Like any time of the year, winter can affect a healthy sleep routine. Short days and long nights make us eager for cosy, quiet, and restful evenings. For many people, winter evenings spent indoors with a blanket and cup of tea help us slow down and relax. However, sleeping well in winter can be a challenge for many – but it doesn’t have to be.
Why is Sleep Affected in Winter?
Your circadian rhythm, which regulates your body clock, is maintained by exposure to light. In winter, when days are shorter and evenings creep into afternoons, light is scarce, and your body clock can be thrown off. When your circadian rhythm is off course, you can be left feeling sluggish, low-energy, and tired – even after eight hours of sleep. Find out more about your circadian rhythm here.
Below, you’ll find some handy tips to sleeping well in winter.
Let The Sun Shine
It’s easy to flick on a light on the dark mornings, but a lack of sunlight means that your brain produces more of the hormone melatonin, which makes you sleepy. The best way to combat this is to open your blinds or curtains as soon as you get up in the morning, letting more sunlight into your home. It’s also a good idea to get outdoors in natural daylight as much as possible. This is easier said than done when you work in an office, so even taking a brief walk during your lunch break will fend off that afternoon sluggishness. Make sure that your work and home environments are as light and airy as possible.
Get a Good Night’s Sleep
Getting enough undisturbed sleep is vital for fighting off the winter blues. It’s tempting to go into hibernation mode when winter comes, but that sleepy feeling that you have doesn’t mean you should sleep for longer. If you sleep too much, chances are that you’ll feel even more sluggish during the day. Although you might find yourself needing an extra hour or two of sleep in the winter, we don’t actually need any more sleep in winter than we do in summer. Aim for the recommended seven to nine hours of shut-eye a night and try to go to bed and get up at the same time every day, including the weekends.
You should also make sure that your bedroom helps you feel relaxed and sleepy; clear the clutter, have comfortable and warm bedding, and turn off the TV. Keeping away from screens an hour before you go to sleep is a great way for sleeping well in winter.

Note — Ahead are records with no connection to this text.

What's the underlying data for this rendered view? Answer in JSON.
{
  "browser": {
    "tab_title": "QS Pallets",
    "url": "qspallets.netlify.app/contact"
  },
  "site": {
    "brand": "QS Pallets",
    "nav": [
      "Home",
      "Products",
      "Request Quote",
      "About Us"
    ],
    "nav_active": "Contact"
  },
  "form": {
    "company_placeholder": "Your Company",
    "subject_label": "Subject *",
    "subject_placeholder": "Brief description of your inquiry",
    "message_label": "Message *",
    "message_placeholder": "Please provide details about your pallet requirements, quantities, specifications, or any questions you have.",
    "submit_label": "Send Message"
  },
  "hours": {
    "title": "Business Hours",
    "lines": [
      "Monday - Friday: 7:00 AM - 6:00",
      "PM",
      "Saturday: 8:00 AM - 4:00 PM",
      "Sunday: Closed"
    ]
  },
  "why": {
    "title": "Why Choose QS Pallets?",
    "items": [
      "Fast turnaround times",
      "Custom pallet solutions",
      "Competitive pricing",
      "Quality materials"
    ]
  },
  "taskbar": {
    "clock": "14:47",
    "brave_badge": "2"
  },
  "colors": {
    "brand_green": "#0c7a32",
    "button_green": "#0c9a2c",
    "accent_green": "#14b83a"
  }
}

Exercise is probably the last thing you want to do when you’re feeling tired on dark, cold winter evenings. However, you might be surprised by how energetic you feel after doing some kind of physical activity every day. Exercising in the late afternoon may help to reduce early-evening fatigue, and it’ll also improve your sleep. Aim for the recommended hour of exercise per day.
If you’re not used to exercising regularly, try a beginner’s class at your local gym to find what you enjoy. You can also go for a walk with your furry friend, or try to gather a few friends for a game of indoor tennis.
If you struggle to find motivation for exercising in the colder, darker months, focus on the positives – you’ll feel more energetic, and you might also stave off winter weight gain!
You can read more about how exercise helps improve your sleep in our article, ‘Five Ways Exercise Helps You Sleep‘.
With the shorter days, we can feel the pressure to get so much done in so little time. This stress can contribute to your tiredness, as stress has been shown to make you feel fatigued.1 There’s no quick solution for stress, but there are some simple ways to reduce it. You can try meditation, yoga, breathing exercises, or mindfulness techniques, which you can read more about here. Exercise also helps you to reduce your stress levels, or even talking to a friend or family member will help. A problem shared is a problem halved, right?
Being overweight or underweight can affect your energy levels and leave you feeling sleepy, so make sure you eat a healthy, balanced diet. When winter comes, it’s tempting to fill up on pasta, potatoes, and bread. However, simply including fruit and vegetables in your comfort meals can give you more energy. Winter vegetables, like carrots, parsnips, and turnip, can be roasted, mashed, or made into soup for a comforting, warming winter meal that all the family can enjoy. Plus, classic stews and casseroles are great options if they’re made with lean meat and plenty of vegetables.
Your sweet tooth might go into overdrive during the winter but try to avoid foods high in sugar in the evenings, as they could give you a rush of energy.
Find the Cosy Temperature in Bed
When you’re sleeping, your internal temperature drops slightly. So, if you get too hot, your body will struggle to bring its temperature back down. This can wake you up, and you might struggle to get back to sleep. However, make sure that the temperature isn’t too low, as being cold can also interfere with your sleep. The ideal room temperature for night-time is around 16°C to 18°C, with the absolute maximum being 24°C.2 Keeping a steady temperature will help to ensure that you won’t wake in the middle of the night, letting you enjoy an undisturbed sleep.
While it’s normal for all of us to slow down over the winter months, your tiredness could be linked to a sleeping disorder. Sometimes a lack of energy and a feeling of lethargy can be a sign of Seasonal Affective Disorder (SAD). You can read more about this in our topic here. If your tiredness is severe and you experience it all year round, you could have chronic fatigue syndrome.
If your tiredness is stopping you from going about your everyday life, it’s always important to visit your doctor to find out if there is an underlying cause.